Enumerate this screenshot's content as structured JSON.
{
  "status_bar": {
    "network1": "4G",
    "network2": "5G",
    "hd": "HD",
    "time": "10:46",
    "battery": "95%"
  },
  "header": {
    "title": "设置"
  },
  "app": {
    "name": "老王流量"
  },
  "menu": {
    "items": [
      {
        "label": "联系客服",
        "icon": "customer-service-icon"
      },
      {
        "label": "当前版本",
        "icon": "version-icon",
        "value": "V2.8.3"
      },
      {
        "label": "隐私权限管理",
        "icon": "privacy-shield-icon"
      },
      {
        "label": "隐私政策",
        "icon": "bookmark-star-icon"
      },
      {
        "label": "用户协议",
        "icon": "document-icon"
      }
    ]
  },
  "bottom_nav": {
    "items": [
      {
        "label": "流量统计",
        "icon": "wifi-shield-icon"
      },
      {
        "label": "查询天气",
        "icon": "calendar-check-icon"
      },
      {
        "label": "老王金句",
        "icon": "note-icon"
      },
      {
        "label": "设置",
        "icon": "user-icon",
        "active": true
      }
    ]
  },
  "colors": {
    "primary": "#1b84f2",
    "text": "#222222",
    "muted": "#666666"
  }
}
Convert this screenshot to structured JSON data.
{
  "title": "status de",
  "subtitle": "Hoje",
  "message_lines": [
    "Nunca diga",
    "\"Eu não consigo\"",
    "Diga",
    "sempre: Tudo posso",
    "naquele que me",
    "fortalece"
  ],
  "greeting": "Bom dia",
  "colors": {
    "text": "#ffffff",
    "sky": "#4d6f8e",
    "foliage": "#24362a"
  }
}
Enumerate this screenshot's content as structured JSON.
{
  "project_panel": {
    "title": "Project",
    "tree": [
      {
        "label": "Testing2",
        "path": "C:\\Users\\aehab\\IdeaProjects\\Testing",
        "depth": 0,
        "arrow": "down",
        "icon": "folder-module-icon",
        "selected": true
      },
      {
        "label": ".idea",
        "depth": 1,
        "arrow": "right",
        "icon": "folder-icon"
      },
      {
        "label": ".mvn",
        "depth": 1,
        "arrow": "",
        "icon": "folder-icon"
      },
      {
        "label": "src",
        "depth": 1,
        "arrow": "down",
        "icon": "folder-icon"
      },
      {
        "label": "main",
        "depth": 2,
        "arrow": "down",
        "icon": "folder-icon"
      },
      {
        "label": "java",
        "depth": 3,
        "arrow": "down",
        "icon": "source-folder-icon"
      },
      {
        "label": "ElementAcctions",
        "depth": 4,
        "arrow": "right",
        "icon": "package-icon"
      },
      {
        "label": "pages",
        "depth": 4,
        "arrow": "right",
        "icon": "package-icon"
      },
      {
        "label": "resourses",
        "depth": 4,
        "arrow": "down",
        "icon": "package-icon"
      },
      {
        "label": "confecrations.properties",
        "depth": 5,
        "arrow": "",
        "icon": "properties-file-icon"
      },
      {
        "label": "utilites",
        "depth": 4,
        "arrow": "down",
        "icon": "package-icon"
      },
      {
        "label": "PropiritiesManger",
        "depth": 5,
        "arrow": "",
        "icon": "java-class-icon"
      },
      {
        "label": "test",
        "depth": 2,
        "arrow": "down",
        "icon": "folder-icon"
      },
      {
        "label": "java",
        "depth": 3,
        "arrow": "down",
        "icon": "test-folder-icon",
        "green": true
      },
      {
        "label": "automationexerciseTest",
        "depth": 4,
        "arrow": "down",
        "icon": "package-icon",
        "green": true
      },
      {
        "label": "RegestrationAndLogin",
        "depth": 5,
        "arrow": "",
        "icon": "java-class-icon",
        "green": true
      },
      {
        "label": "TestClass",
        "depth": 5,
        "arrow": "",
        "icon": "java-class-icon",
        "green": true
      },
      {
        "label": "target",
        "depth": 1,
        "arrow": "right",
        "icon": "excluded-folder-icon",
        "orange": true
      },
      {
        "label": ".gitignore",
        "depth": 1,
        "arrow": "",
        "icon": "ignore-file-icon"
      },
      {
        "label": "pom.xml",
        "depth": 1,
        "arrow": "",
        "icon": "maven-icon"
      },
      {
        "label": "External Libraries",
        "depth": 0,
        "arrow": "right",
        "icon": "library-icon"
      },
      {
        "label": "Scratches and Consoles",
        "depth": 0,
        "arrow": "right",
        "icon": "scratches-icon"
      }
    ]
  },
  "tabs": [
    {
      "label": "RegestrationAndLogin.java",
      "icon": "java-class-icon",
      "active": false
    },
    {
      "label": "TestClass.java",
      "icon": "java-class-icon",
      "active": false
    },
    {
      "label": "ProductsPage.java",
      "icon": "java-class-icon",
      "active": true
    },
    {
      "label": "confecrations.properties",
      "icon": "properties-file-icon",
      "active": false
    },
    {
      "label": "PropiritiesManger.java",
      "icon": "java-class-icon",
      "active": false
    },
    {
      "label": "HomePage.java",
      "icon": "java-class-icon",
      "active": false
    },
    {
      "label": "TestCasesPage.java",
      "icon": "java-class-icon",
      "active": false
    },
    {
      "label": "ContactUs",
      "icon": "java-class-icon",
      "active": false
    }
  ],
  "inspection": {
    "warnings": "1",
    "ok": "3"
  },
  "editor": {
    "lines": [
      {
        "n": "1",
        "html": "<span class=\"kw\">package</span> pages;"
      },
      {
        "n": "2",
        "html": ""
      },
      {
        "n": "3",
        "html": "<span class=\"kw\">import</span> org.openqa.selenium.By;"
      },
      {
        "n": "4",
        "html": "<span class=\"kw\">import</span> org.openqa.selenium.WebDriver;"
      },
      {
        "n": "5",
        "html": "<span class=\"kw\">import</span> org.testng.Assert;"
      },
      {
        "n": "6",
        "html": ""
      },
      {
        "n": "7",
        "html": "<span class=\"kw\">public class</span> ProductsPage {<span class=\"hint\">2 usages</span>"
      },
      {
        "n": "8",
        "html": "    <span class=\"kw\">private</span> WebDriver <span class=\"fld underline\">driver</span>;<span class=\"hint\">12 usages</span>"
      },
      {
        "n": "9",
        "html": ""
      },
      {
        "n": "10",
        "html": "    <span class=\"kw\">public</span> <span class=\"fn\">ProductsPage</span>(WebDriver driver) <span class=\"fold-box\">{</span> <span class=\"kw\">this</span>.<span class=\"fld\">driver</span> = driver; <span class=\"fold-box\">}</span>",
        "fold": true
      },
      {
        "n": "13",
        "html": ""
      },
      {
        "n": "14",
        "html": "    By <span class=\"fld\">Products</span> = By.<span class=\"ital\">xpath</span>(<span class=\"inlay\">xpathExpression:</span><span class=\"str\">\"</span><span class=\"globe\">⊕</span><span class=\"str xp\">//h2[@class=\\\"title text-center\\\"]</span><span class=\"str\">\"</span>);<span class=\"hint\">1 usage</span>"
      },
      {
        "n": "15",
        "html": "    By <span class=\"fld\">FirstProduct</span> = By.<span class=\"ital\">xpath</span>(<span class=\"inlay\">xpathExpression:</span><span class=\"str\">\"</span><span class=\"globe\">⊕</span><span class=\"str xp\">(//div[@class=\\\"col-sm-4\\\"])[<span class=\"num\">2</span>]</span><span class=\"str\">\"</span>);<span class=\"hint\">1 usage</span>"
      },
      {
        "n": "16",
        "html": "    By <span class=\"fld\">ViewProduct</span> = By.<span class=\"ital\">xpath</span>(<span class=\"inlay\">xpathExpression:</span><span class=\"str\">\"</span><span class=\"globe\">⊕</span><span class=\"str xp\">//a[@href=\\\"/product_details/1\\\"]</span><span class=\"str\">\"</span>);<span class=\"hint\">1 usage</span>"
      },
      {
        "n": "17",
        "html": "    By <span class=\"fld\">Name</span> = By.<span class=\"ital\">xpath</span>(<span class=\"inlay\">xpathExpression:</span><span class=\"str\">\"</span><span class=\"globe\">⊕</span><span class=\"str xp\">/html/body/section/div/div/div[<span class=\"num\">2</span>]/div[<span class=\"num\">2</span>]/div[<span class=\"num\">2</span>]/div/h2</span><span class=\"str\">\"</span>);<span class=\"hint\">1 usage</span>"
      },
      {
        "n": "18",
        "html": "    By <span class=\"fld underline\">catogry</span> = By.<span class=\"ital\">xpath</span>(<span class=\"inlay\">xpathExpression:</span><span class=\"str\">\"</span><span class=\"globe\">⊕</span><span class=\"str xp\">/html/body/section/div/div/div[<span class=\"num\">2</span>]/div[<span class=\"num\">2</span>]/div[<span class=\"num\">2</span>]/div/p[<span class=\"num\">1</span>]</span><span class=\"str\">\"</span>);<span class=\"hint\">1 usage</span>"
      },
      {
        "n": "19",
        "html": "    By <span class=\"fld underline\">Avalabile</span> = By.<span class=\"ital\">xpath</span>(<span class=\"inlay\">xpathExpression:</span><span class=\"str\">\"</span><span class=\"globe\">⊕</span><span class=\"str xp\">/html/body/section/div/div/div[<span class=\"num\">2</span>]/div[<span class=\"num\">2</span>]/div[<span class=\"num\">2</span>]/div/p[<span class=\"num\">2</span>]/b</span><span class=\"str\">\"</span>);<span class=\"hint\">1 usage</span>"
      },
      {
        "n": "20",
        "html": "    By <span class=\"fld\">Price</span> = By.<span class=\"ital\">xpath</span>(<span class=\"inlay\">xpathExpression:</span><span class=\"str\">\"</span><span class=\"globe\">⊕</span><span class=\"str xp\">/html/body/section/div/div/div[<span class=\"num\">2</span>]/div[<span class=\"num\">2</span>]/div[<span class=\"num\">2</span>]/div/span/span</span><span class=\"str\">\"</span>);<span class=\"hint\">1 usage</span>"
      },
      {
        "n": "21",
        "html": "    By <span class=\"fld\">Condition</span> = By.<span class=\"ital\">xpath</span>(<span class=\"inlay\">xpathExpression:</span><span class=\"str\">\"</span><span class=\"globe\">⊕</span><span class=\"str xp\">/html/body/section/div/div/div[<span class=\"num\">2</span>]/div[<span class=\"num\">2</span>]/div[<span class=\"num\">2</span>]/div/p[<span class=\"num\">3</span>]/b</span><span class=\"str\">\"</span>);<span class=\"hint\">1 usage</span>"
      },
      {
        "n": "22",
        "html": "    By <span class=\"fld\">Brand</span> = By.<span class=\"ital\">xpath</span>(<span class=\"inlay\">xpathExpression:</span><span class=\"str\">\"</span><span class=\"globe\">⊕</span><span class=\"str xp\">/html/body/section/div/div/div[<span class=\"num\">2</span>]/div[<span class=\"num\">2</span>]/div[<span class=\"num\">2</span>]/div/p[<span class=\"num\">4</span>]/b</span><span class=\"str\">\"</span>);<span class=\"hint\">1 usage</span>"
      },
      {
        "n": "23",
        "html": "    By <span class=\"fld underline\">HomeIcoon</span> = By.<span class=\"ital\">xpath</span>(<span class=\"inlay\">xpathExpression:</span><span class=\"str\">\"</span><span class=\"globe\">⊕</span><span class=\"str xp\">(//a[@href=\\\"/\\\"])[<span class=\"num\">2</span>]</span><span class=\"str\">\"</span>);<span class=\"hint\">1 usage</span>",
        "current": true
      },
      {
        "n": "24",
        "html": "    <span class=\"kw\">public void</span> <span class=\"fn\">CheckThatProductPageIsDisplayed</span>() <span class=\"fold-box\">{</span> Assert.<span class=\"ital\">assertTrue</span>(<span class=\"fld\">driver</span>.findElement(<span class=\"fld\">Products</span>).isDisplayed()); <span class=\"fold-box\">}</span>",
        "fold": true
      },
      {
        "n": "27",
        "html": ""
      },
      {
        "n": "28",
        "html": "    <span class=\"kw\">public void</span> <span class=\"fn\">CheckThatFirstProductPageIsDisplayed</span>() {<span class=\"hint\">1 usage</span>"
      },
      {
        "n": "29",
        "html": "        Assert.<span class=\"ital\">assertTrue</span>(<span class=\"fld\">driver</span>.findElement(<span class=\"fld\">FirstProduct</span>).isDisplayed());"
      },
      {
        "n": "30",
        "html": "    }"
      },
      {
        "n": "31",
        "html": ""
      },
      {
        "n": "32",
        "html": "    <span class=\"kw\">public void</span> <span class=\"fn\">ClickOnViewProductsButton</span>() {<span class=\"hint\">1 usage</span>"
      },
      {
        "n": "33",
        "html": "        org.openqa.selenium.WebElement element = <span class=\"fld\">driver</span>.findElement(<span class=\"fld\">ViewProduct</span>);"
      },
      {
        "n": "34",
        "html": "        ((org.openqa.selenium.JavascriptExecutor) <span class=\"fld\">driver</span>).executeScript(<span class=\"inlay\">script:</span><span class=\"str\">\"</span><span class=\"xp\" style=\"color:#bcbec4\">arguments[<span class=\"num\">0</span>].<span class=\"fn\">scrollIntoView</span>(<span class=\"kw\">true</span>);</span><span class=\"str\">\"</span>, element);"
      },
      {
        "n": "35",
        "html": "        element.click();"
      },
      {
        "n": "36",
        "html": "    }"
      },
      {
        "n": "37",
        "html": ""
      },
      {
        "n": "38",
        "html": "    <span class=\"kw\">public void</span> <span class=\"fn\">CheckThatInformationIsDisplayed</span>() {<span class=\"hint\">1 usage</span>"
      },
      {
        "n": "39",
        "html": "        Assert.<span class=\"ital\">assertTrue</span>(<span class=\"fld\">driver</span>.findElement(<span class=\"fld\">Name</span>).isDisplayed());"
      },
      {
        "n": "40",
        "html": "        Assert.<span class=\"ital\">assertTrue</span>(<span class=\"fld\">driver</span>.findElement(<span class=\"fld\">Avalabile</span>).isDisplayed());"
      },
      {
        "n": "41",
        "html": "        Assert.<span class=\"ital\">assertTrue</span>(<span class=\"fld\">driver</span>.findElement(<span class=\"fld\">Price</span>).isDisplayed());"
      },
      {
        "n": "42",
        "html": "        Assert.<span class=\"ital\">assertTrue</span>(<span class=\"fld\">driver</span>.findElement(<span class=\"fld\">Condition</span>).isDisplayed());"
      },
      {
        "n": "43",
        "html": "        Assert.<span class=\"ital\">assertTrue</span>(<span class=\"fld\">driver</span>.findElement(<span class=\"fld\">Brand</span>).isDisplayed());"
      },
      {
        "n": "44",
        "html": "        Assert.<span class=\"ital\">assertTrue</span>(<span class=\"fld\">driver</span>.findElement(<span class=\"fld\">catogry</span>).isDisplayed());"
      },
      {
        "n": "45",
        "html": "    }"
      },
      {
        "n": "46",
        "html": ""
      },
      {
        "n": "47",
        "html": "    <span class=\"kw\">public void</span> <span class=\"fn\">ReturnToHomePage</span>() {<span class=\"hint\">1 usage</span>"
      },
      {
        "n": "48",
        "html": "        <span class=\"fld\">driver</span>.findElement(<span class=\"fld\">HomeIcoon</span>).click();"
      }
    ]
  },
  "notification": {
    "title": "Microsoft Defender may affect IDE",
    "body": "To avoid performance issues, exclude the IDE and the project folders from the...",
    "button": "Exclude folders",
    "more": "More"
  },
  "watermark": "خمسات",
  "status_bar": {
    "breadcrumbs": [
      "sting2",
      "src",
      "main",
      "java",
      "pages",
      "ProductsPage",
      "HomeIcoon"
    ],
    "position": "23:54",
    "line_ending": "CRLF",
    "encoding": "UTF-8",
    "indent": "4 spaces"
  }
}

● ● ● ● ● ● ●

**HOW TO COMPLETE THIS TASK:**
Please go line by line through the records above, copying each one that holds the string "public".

**RESPONSE TO THIS EXERCISE:**
        "html": "<span class=\"kw\">public class</span> ProductsPage {<span class=\"hint\">2 usages</span>"
        "html": "    <span class=\"kw\">public</span> <span class=\"fn\">ProductsPage</span>(WebDriver driver) <span class=\"fold-box\">{</span> <span class=\"kw\">this</span>.<span class=\"fld\">driver</span> = driver; <span class=\"fold-box\">}</span>",
        "html": "    <span class=\"kw\">public void</span> <span class=\"fn\">CheckThatProductPageIsDisplayed</span>() <span class=\"fold-box\">{</span> Assert.<span class=\"ital\">assertTrue</span>(<span class=\"fld\">driver</span>.findElement(<span class=\"fld\">Products</span>).isDisplayed()); <span class=\"fold-box\">}</span>",
        "html": "    <span class=\"kw\">public void</span> <span class=\"fn\">CheckThatFirstProductPageIsDisplayed</span>() {<span class=\"hint\">1 usage</span>"
        "html": "    <span class=\"kw\">public void</span> <span class=\"fn\">ClickOnViewProductsButton</span>() {<span class=\"hint\">1 usage</span>"
        "html": "    <span class=\"kw\">public void</span> <span class=\"fn\">CheckThatInformationIsDisplayed</span>() {<span class=\"hint\">1 usage</span>"
        "html": "    <span class=\"kw\">public void</span> <span class=\"fn\">ReturnToHomePage</span>() {<span class=\"hint\">1 usage</span>"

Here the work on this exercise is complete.